Hey, Fickle Readers! Our 24-hour search for an explanation as to why some people saw a picture of a blue-and-black dress as a yellow-and-gold dress is finally at an end! In his impressively timed and sometimes mind-bogglingly technical article, Adam Rogers of Wired explains that the reason why some people insist that they see one set of colors and others insist on another set has to do with what wavelength of light their brains think is being reflected in the picture. Apparently (and Rogers consulted a neuroscientist who’s devoted 30 years to studying how people perceive color, so you know he knows a little more about the phenomenon than the guy who credited one’s emotional state to the way one’s eyeballs work), whenever you look at an object your brain automatically takes into account the colors of both the object and the light source that’s illuminating it. Then your brain handily filters out the color of the light source and leaves you with the “real” color of the object.
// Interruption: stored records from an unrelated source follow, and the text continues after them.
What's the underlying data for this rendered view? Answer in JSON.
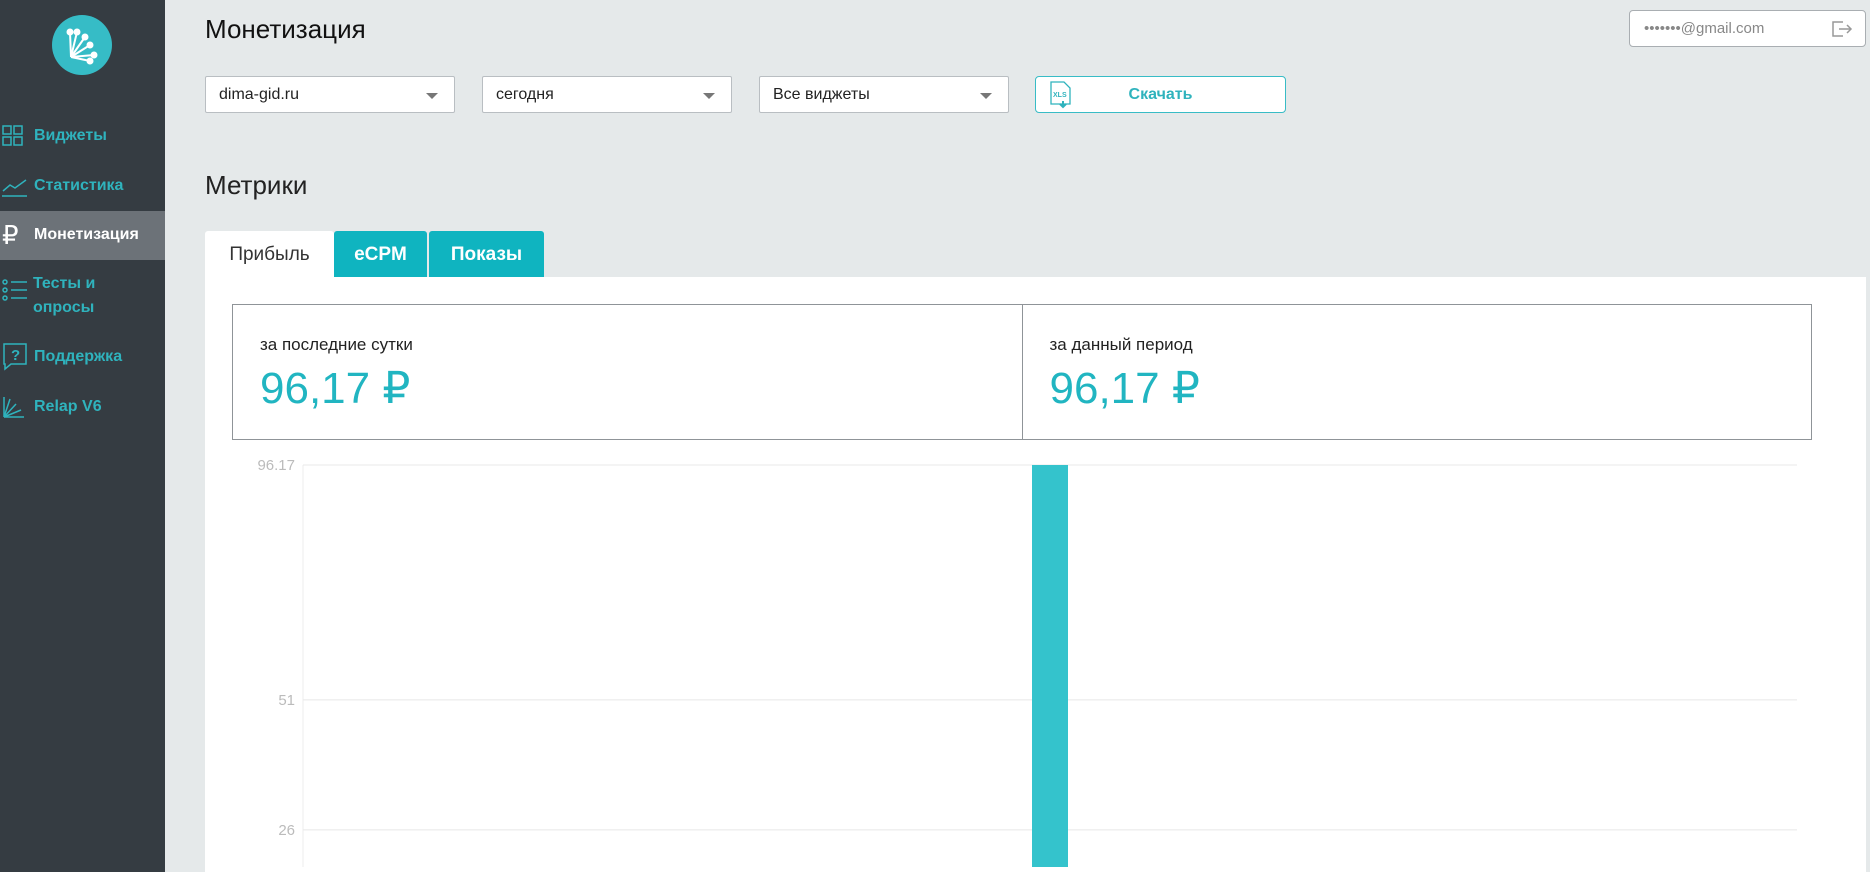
{
  "sidebar": {
    "items": [
      {
        "label": "Виджеты",
        "icon": "grid-icon"
      },
      {
        "label": "Статистика",
        "icon": "chart-line-icon"
      },
      {
        "label": "Монетизация",
        "icon": "ruble-icon",
        "active": true
      },
      {
        "label": "Тесты и опросы",
        "icon": "list-icon"
      },
      {
        "label": "Поддержка",
        "icon": "help-icon"
      },
      {
        "label": "Relap V6",
        "icon": "relap-icon"
      }
    ]
  },
  "header": {
    "title": "Монетизация",
    "user_email": "•••••••@gmail.com"
  },
  "filters": {
    "site": "dima-gid.ru",
    "period": "сегодня",
    "widgets": "Все виджеты",
    "download_label": "Скачать",
    "xls": "XLS"
  },
  "metrics": {
    "title": "Метрики",
    "tabs": [
      "Прибыль",
      "eCPM",
      "Показы"
    ],
    "last_day_label": "за последние сутки",
    "last_day_value": "96,17 ₽",
    "period_label": "за данный период",
    "period_value": "96,17 ₽"
  },
  "colors": {
    "accent": "#0fb4c0",
    "bar": "#34c3cc",
    "sidebar": "#353c42"
  },
  "chart_data": {
    "type": "bar",
    "values": [
      96.17
    ],
    "yticks": [
      "96.17",
      "51",
      "26"
    ],
    "ytick_values": [
      96.17,
      51,
      26
    ],
    "ylim": [
      0,
      96.17
    ],
    "grid": true
  }
}
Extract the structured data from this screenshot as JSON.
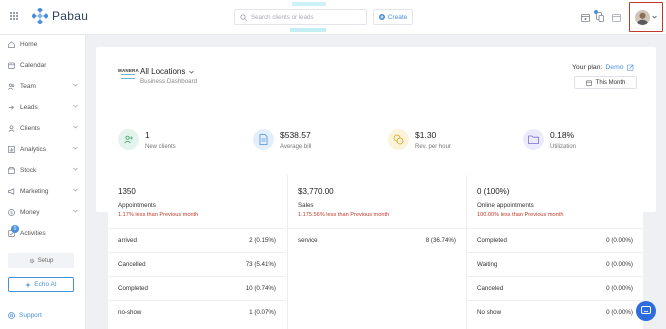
{
  "brand": {
    "name": "Pabau",
    "accent": "#4a90d9"
  },
  "search": {
    "placeholder": "Search clients or leads"
  },
  "header": {
    "create_label": "Create"
  },
  "sidebar": {
    "items": [
      {
        "label": "Home",
        "icon": "home-icon"
      },
      {
        "label": "Calendar",
        "icon": "calendar-icon"
      },
      {
        "label": "Team",
        "icon": "team-icon"
      },
      {
        "label": "Leads",
        "icon": "leads-icon"
      },
      {
        "label": "Clients",
        "icon": "clients-icon"
      },
      {
        "label": "Analytics",
        "icon": "analytics-icon"
      },
      {
        "label": "Stock",
        "icon": "stock-icon"
      },
      {
        "label": "Marketing",
        "icon": "marketing-icon"
      },
      {
        "label": "Money",
        "icon": "money-icon"
      },
      {
        "label": "Activities",
        "icon": "activities-icon",
        "badge": "0"
      }
    ],
    "setup_label": "Setup",
    "echo_label": "Echo AI",
    "support_label": "Support"
  },
  "dashboard": {
    "logo_text": "MANERA",
    "location": "All Locations",
    "subtitle": "Business Dashboard",
    "plan_label": "Your plan:",
    "plan_value": "Demo",
    "period": "This Month"
  },
  "kpis": [
    {
      "value": "1",
      "label": "New clients",
      "icon": "user-plus-icon",
      "color": "#e3f4ec"
    },
    {
      "value": "$538.57",
      "label": "Average bill",
      "icon": "receipt-icon",
      "color": "#e3effb"
    },
    {
      "value": "$1.30",
      "label": "Rev. per hour",
      "icon": "coins-icon",
      "color": "#fbf3da"
    },
    {
      "value": "0.18%",
      "label": "Utilization",
      "icon": "folder-icon",
      "color": "#ecebfb"
    }
  ],
  "stats": [
    {
      "value": "1350",
      "label": "Appointments",
      "change": "1.17% less than Previous month",
      "rows": [
        {
          "name": "arrived",
          "value": "2 (0.15%)"
        },
        {
          "name": "Cancelled",
          "value": "73 (5.41%)"
        },
        {
          "name": "Completed",
          "value": "10 (0.74%)"
        },
        {
          "name": "no-show",
          "value": "1 (0.07%)"
        }
      ]
    },
    {
      "value": "$3,770.00",
      "label": "Sales",
      "change": "1.175.56% less than Previous month",
      "rows": [
        {
          "name": "service",
          "value": "8 (36.74%)"
        }
      ]
    },
    {
      "value": "0 (100%)",
      "label": "Online appointments",
      "change": "100.00% less than Previous month",
      "rows": [
        {
          "name": "Completed",
          "value": "0 (0.00%)"
        },
        {
          "name": "Waiting",
          "value": "0 (0.00%)"
        },
        {
          "name": "Canceled",
          "value": "0 (0.00%)"
        },
        {
          "name": "No show",
          "value": "0 (0.00%)"
        }
      ]
    }
  ]
}
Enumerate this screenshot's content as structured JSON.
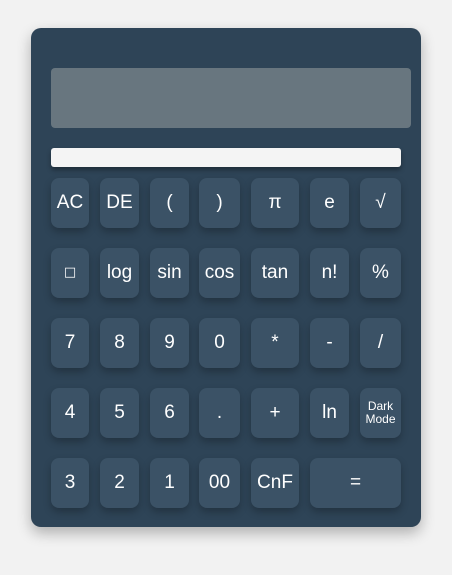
{
  "display": {
    "value": "",
    "input_value": ""
  },
  "buttons": {
    "row1": [
      "AC",
      "DE",
      "(",
      ")",
      "π",
      "e",
      "√"
    ],
    "row2": [
      "□",
      "log",
      "sin",
      "cos",
      "tan",
      "n!",
      "%"
    ],
    "row3": [
      "7",
      "8",
      "9",
      "0",
      "*",
      "-",
      "/"
    ],
    "row4": [
      "4",
      "5",
      "6",
      ".",
      "+",
      "ln",
      "Dark Mode"
    ],
    "row5": [
      "3",
      "2",
      "1",
      "00",
      "CnF",
      "="
    ]
  },
  "colors": {
    "page_bg": "#f2f2f2",
    "body_bg": "#2e4457",
    "button_bg": "#3b5266",
    "display_bg": "#68767f",
    "text": "#ffffff"
  }
}
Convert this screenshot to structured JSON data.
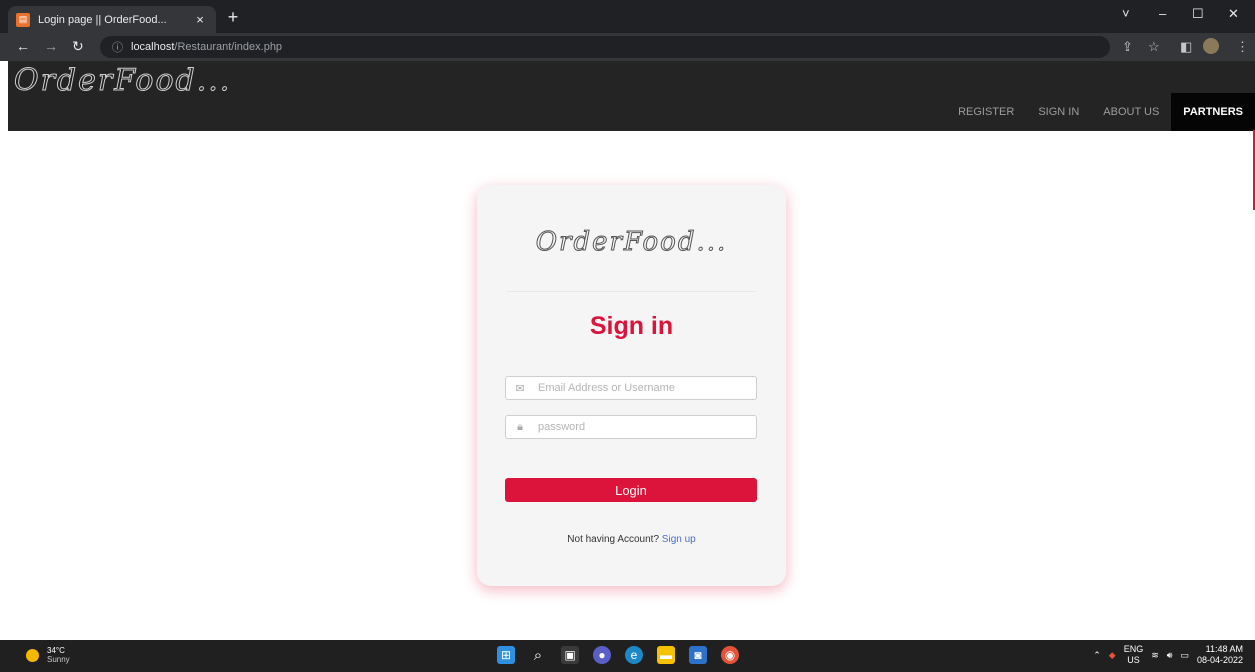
{
  "browser": {
    "tab_title": "Login page || OrderFood...",
    "tab_close": "×",
    "new_tab": "+",
    "url_host": "localhost",
    "url_path": "/Restaurant/index.php",
    "window_controls": [
      "˅",
      "–",
      "☐",
      "✕"
    ]
  },
  "site": {
    "brand": "OrderFood...",
    "nav": [
      "REGISTER",
      "SIGN IN",
      "ABOUT US",
      "PARTNERS"
    ],
    "active_nav": "PARTNERS"
  },
  "login": {
    "brand": "OrderFood...",
    "title": "Sign in",
    "email_placeholder": "Email Address or Username",
    "password_placeholder": "password",
    "login_label": "Login",
    "signup_prompt": "Not having Account?",
    "signup_link": "Sign up"
  },
  "taskbar": {
    "weather_temp": "34°C",
    "weather_condition": "Sunny",
    "lang_top": "ENG",
    "lang_bottom": "US",
    "time": "11:48 AM",
    "date": "08-04-2022"
  },
  "colors": {
    "accent": "#dc143c",
    "header_bg": "#242424",
    "link": "#4a6fd1"
  }
}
As with many brain functions, however, the system isn’t fool-proof. “This image…hits some kind of perceptual boundary,” says Rogers, and confuses the brain as to what kind of daylight it’s looking at: if your brain sees an image in blue light, it takes out the blue and leaves you with yellow and gold; if you perceive the image in gold light, your brain adjusts to blue and black.
One interesting possibility: Bevil Conway, another neuroscientist, speculates that the people who see yellow and gold would be used to seeing the dress under strong sunlight, and that he guesses “night owls are more likely to see it as blue-black.” If the Fickle-Spacetime household is any indication, he’s right. I was the only one in my family to see the dress as blue, and I regularly stay up way way way too late. The Inspector, an inveterate morning person, saw yellow and white, and Little Fickle, who goes to bed at 8:30, saw brown and white.
And something else I just noticed: in the Wired article, there’s a gif that flashes between a very light pic of the dress and a much darker one. If I just look at the very top of the high-white-contrast photo, I, the only stubborn bluesayer in the family, can see gold and white.
Will wonders never cease?